**Work instructions**
Reproduce the entries that follow, exactly and in full.

[Saved data entries]

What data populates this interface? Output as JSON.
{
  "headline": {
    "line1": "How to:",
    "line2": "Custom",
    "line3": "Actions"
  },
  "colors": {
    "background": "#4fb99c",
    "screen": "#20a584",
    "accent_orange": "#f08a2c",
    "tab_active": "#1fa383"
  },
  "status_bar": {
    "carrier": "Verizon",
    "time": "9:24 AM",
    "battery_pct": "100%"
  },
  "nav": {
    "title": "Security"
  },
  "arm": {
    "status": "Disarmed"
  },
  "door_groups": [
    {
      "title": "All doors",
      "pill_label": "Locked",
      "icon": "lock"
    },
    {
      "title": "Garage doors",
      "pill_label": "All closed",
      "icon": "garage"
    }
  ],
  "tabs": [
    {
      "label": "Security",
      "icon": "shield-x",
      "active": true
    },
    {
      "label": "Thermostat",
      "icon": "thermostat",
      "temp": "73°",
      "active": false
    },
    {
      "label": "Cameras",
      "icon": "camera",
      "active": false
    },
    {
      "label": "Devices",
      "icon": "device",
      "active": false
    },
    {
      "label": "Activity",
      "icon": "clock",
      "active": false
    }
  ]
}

**Exercise answer**
What data populates this interface? Output as JSON.
{
  "headline": {
    "line1": "How to:",
    "line2": "Custom",
    "line3": "Actions"
  },
  "colors": {
    "background": "#4fb99c",
    "screen": "#20a584",
    "accent_orange": "#f08a2c",
    "tab_active": "#1fa383"
  },
  "status_bar": {
    "carrier": "Verizon",
    "time": "9:24 AM",
    "battery_pct": "100%"
  },
  "nav": {
    "title": "Security"
  },
  "arm": {
    "status": "Disarmed"
  },
  "door_groups": [
    {
      "title": "All doors",
      "pill_label": "Locked",
      "icon": "lock"
    },
    {
      "title": "Garage doors",
      "pill_label": "All closed",
      "icon": "garage"
    }
  ],
  "tabs": [
    {
      "label": "Security",
      "icon": "shield-x",
      "active": true
    },
    {
      "label": "Thermostat",
      "icon": "thermostat",
      "temp": "73°",
      "active": false
    },
    {
      "label": "Cameras",
      "icon": "camera",
      "active": false
    },
    {
      "label": "Devices",
      "icon": "device",
      "active": false
    },
    {
      "label": "Activity",
      "icon": "clock",
      "active": false
    }
  ]
}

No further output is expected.